And now, some pictures…

Gameenk stuff

| September 27, 2008

  • My copy of D20 Call of Cthulhu came in. Rawk. Of course, since I tend to read multiple things at a time (and gaming books are no different), my nightstand (I usually read in bed) has Monte Cook's World of Darkness, D20 Call of Cthulhu (written by Monte Cook and John Tynes), octaNe, and a variety of Wushu stuff.

  • I painted minis tonight. Socks stepped on my palette and I grabbed her so that she wouldn't get it all over. However, while trying to wipe it off, she decided to paint my shirt. So, I've got streaky paw prints across the front of my shirt. (It's okay, it had a bleached out spot on it anyway).

Impressive paint jobs

| February 9, 2008

I wish I could paint this well.

Oh, how the mighty have fallen

| May 16, 2005

Tonight I made Tuna Noodle Casserole. Yes, with the peas, and cream of mushroom soup and crushed potato chips on the top.

What's next? Green bean casserole with the fried onion bits?

Seriously, Liz is feeling a little under the weather and this is a comfort food for her.

And, this weekend I'm going to learn how to cast resin and metal figures and stuff. My friend Leo (who owns a gaming supply company as a side business) is having a casting day. We cast up a bunch of stuff and get to keep what we want at cost. The rest of the stuff is used for his inventory. So, in prep for this, I went to a local tire shop and took about 100lbs of used lead tire weights off their hands. Not bad. They got twice what their scrap metal buyer pays them, and I got them for about 1/4 of retail. (Kind of lets you know what the markup is, doesn't it?) So, there is a bucket of tire weights sitting in my bathroom.

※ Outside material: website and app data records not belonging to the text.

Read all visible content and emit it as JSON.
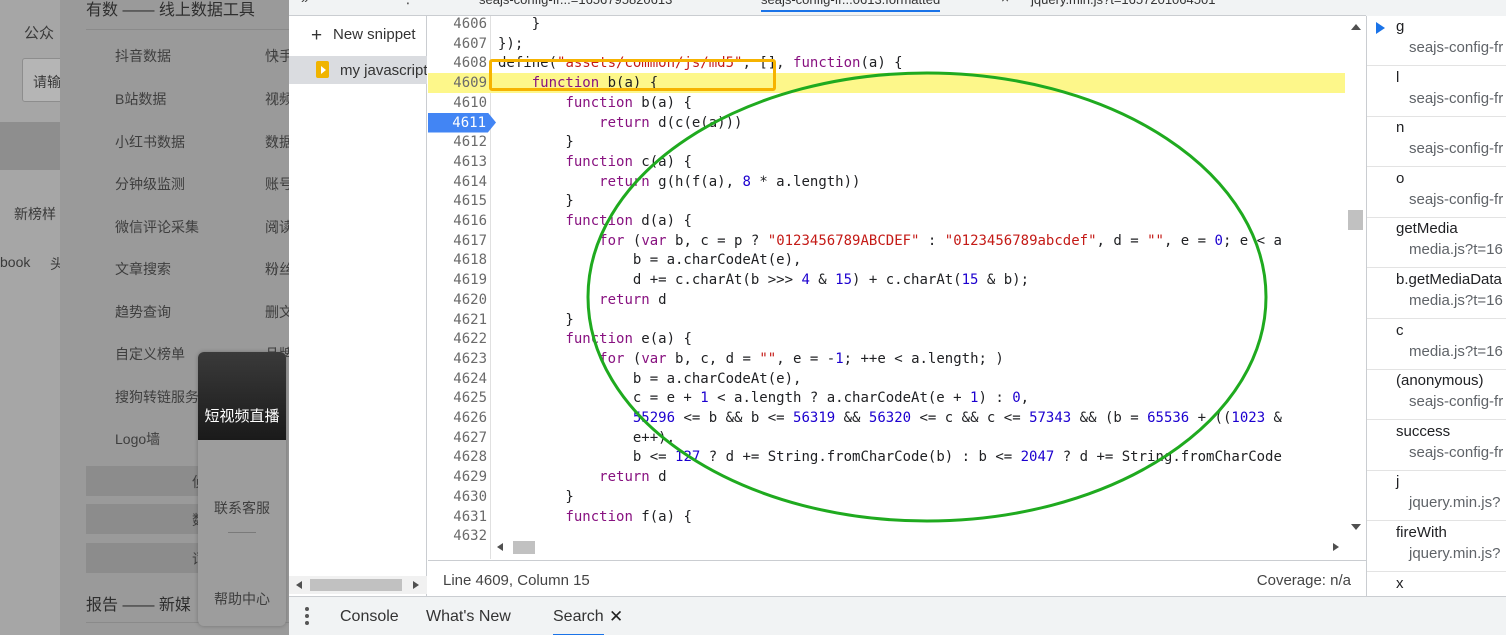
{
  "page": {
    "left_texts": [
      "公众",
      "请输",
      "新榜样",
      "book",
      "头"
    ],
    "menu_title": "有数 —— 线上数据工具",
    "menu_items": [
      "抖音数据",
      "B站数据",
      "小红书数据",
      "分钟级监测",
      "微信评论采集",
      "文章搜索",
      "趋势查询",
      "自定义榜单",
      "搜狗转链服务",
      "Logo墙"
    ],
    "menu_items_right": [
      "快手",
      "视频",
      "数据",
      "账号",
      "阅读",
      "粉丝",
      "删文",
      "品牌",
      ""
    ],
    "grey_box_chars": [
      "侦",
      "数",
      "词"
    ],
    "bottom_title": "报告 —— 新媒",
    "float": {
      "video_live": "短视频直播",
      "service": "联系客服",
      "help": "帮助中心"
    }
  },
  "devtools": {
    "tabs": [
      "seajs-config-fr...=1656795820613",
      "seajs-config-fr...0613.formatted",
      "jquery.min.js?t=1657201064501"
    ],
    "navigator": {
      "new_snippet": "New snippet",
      "snippet_name": "my javascript"
    },
    "editor": {
      "lines": [
        {
          "n": "4606",
          "text": "    }"
        },
        {
          "n": "4607",
          "text": "});"
        },
        {
          "n": "4608",
          "text": "define(\"assets/common/js/md5\", [], function(a) {"
        },
        {
          "n": "4609",
          "text": "    function b(a) {"
        },
        {
          "n": "4610",
          "text": "        function b(a) {"
        },
        {
          "n": "4611",
          "text": "            return d(c(e(a)))"
        },
        {
          "n": "4612",
          "text": "        }"
        },
        {
          "n": "4613",
          "text": "        function c(a) {"
        },
        {
          "n": "4614",
          "text": "            return g(h(f(a), 8 * a.length))"
        },
        {
          "n": "4615",
          "text": "        }"
        },
        {
          "n": "4616",
          "text": "        function d(a) {"
        },
        {
          "n": "4617",
          "text": "            for (var b, c = p ? \"0123456789ABCDEF\" : \"0123456789abcdef\", d = \"\", e = 0; e < a"
        },
        {
          "n": "4618",
          "text": "                b = a.charCodeAt(e),"
        },
        {
          "n": "4619",
          "text": "                d += c.charAt(b >>> 4 & 15) + c.charAt(15 & b);"
        },
        {
          "n": "4620",
          "text": "            return d"
        },
        {
          "n": "4621",
          "text": "        }"
        },
        {
          "n": "4622",
          "text": "        function e(a) {"
        },
        {
          "n": "4623",
          "text": "            for (var b, c, d = \"\", e = -1; ++e < a.length; )"
        },
        {
          "n": "4624",
          "text": "                b = a.charCodeAt(e),"
        },
        {
          "n": "4625",
          "text": "                c = e + 1 < a.length ? a.charCodeAt(e + 1) : 0,"
        },
        {
          "n": "4626",
          "text": "                55296 <= b && b <= 56319 && 56320 <= c && c <= 57343 && (b = 65536 + ((1023 &"
        },
        {
          "n": "4627",
          "text": "                e++),"
        },
        {
          "n": "4628",
          "text": "                b <= 127 ? d += String.fromCharCode(b) : b <= 2047 ? d += String.fromCharCode"
        },
        {
          "n": "4629",
          "text": "            return d"
        },
        {
          "n": "4630",
          "text": "        }"
        },
        {
          "n": "4631",
          "text": "        function f(a) {"
        },
        {
          "n": "4632",
          "text": ""
        }
      ],
      "highlight_line": "4609",
      "breakpoint_line": "4611"
    },
    "status": {
      "position": "Line 4609, Column 15",
      "coverage": "Coverage: n/a"
    },
    "drawer_tabs": [
      "Console",
      "What's New",
      "Search"
    ],
    "call_stack": [
      {
        "fn": "g",
        "src": "seajs-config-fr"
      },
      {
        "fn": "l",
        "src": "seajs-config-fr"
      },
      {
        "fn": "n",
        "src": "seajs-config-fr"
      },
      {
        "fn": "o",
        "src": "seajs-config-fr"
      },
      {
        "fn": "getMedia",
        "src": "media.js?t=16"
      },
      {
        "fn": "b.getMediaData",
        "src": "media.js?t=16"
      },
      {
        "fn": "c",
        "src": "media.js?t=16"
      },
      {
        "fn": "(anonymous)",
        "src": "seajs-config-fr"
      },
      {
        "fn": "success",
        "src": "seajs-config-fr"
      },
      {
        "fn": "j",
        "src": "jquery.min.js?"
      },
      {
        "fn": "fireWith",
        "src": "jquery.min.js?"
      },
      {
        "fn": "x",
        "src": ""
      }
    ]
  },
  "colors": {
    "highlight": "#fdf78a",
    "breakpoint": "#4285f4",
    "annotation_box": "#f6b300",
    "annotation_ellipse": "#1faa1f"
  }
}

Anyway, I'm looking forward to it – I've always thought that the casting stuff was cool, and while it's kind of expensive to do metal at home (good ones require a spin casting machine, which can be a few hundred to a few thousand dollars), it's much cheaper to do resin casting at home, though the raw materials are more expensive. (Resin costs more than lead; although if you want to use lead-free pewter, it starts to get pretty pricey ($8/lb in quantities of 100lb)). Plus, I'll learn to make molds with RTV (Room Temperature Vulcanizing) rubber.

Oops, looks like dinner is ready. Have a nice night all.